The Western Hemisphere Institute for Security Cooperation was not protesting violations of human rights as much as aiming a spotlight on outright killing. Military juntas and dictators in the 20th century attempting, maybe too much like Bishop Robert Morlino, Bishop Eamonn Walsh, and Archbishop Seán Brady, to maintain power. Like military juntas and dictators with their air of infallibility, backed up by armies.

About the search for Truth and towing the line, when you had a hierarchy like this, with all of the falsehoods. Towing the line. In law? With academic freedom? When this church hierarchy desired a world with everyone praying in Latin? When this church hierarchy desired a world of archaic translations in the liturgy? When this church hierarchy, which has lacked so much transparency, desired a world of Kaiser Wilhelm, or Franz Joseph, where people had no powerful sense of identity of their own God above the temporal world. When all the calls for social justice, a True concern for social justice, was just hypocrisy?

If you had come from Poland or if you had come from Germany, what could you know of real “process of repentance, healing and renewal?” Mary McAleese had gotten it wrong, writing about the sheer breathtaking ineptitude of church. Ireland somehow had been neutral during the war. During the days of Hitler, when a child had to just shut his mouth and just deal with ‘this painful situation.” When life had just gone on. With people in power who seem to think they are above human and divine law. When you lived in the days of Adolph Hitler, with nowhere for the people to go, when there had never been a Truth and Reconciliation Commission.
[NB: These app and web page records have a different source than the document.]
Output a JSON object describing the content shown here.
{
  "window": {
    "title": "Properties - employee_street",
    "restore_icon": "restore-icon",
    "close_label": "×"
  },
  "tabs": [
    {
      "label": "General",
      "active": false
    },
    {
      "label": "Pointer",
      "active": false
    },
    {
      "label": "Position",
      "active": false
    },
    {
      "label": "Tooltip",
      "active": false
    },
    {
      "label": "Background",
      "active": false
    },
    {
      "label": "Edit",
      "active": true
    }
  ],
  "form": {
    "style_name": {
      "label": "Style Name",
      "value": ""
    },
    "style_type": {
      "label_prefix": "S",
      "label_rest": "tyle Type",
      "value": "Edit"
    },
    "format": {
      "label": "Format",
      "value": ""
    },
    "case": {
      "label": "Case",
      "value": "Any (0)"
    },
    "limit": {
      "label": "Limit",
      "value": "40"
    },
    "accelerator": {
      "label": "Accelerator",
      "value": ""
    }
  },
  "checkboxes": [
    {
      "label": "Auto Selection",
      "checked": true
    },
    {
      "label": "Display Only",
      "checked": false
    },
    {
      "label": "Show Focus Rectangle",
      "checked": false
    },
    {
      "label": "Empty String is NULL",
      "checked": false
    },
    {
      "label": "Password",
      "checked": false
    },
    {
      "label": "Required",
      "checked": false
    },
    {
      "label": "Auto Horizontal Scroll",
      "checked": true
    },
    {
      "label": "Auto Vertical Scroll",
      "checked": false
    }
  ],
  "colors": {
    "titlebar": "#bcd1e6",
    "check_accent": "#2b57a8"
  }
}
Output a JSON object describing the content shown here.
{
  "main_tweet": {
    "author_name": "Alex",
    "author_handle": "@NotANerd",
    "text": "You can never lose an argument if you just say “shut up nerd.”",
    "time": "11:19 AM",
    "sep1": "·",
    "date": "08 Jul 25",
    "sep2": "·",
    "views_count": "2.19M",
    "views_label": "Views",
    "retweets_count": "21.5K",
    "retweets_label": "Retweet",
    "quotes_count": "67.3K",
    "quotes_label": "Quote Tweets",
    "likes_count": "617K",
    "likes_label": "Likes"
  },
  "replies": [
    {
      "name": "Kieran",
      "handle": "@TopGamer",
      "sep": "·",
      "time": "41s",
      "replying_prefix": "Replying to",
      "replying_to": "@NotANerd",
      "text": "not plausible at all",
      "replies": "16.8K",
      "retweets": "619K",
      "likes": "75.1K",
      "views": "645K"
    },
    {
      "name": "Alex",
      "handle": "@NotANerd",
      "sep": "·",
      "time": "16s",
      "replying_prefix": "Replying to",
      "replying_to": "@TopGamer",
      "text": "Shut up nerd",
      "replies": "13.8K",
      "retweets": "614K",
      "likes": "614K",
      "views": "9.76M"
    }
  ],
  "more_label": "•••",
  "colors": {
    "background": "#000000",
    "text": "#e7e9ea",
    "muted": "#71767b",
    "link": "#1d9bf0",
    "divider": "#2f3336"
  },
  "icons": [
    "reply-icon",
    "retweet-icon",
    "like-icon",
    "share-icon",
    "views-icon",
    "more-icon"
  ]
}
Joseph Ratzinger had already lived a life a lot like those victims of sex abuse. With nowhere for the people to go, except within. When Latin had become a language of escape. From military juntas and dictators. And when you thought that all you could say was “I am sorry.” De Delictis Gravioribus (about serious crimes). From age to age. From east to west.

And now preserved from the possibility of error, on matters of faith and Morals, Pope Benedict already has lived in a Europe where its young no longer wanted to be confirmed.